The task:
The lines to copy are those in the listing below that contain the word "icon".

== Task material ==

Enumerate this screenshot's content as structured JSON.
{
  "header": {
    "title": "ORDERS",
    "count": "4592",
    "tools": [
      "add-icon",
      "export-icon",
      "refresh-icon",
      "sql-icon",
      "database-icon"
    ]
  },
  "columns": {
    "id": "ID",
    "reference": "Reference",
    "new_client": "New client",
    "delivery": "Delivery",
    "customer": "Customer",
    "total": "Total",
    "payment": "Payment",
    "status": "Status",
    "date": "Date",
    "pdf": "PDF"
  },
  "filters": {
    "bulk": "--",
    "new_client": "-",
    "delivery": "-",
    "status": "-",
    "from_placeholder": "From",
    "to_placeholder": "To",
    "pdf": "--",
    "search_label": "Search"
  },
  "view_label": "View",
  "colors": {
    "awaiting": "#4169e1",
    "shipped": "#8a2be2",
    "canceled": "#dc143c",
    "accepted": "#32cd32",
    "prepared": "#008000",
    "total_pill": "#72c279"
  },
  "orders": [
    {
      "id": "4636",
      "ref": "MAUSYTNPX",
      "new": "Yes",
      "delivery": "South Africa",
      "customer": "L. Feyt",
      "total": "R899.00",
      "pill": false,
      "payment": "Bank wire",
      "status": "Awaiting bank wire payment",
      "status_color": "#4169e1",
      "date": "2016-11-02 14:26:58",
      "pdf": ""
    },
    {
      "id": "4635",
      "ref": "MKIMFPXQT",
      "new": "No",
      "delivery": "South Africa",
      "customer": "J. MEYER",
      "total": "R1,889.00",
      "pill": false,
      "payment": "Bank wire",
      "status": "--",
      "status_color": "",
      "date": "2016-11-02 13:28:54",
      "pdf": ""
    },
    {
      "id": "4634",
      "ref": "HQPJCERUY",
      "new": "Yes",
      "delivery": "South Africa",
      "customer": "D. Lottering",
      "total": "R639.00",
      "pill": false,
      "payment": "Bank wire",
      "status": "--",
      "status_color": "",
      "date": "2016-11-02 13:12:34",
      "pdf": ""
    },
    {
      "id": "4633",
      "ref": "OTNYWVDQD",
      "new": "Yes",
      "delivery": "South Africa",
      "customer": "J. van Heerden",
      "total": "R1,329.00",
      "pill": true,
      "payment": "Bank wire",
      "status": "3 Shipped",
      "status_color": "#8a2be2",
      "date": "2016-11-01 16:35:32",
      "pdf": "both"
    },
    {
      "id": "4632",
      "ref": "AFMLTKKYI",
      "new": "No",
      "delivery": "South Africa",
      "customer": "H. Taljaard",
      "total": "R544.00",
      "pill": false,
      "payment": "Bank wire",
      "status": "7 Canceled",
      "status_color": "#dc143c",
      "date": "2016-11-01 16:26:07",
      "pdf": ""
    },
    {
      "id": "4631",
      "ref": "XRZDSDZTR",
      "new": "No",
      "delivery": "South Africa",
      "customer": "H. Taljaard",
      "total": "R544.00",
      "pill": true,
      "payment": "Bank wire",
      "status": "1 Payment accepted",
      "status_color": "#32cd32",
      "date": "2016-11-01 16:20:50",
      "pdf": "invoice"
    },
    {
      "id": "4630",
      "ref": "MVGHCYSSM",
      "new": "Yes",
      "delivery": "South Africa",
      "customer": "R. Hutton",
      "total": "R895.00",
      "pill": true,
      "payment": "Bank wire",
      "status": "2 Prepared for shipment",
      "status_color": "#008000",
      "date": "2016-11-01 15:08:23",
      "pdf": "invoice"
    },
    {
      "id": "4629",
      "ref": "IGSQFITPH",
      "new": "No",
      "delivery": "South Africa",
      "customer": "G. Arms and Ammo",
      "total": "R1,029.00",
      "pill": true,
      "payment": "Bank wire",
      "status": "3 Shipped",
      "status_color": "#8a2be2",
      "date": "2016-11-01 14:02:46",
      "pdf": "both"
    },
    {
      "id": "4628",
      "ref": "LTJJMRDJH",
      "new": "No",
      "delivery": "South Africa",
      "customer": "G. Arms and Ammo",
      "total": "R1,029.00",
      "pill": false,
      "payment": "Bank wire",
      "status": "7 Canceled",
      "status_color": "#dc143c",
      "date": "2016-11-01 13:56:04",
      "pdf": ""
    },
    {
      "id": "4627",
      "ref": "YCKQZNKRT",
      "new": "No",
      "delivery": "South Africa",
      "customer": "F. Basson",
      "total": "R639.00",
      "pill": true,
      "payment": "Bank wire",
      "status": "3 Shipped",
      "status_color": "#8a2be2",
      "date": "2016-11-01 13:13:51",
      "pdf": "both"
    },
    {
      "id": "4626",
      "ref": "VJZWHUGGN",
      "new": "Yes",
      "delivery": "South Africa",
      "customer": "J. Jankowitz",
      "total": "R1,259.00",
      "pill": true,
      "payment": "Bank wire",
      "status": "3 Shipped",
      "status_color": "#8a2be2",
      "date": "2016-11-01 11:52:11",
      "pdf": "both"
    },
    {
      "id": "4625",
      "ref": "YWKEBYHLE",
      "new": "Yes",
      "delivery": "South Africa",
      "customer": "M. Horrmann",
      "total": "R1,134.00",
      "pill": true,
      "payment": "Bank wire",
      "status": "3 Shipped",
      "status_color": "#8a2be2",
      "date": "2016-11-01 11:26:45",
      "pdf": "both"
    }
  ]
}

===

Written solution:
      "add-icon",
      "export-icon",
      "refresh-icon",
      "sql-icon",
      "database-icon"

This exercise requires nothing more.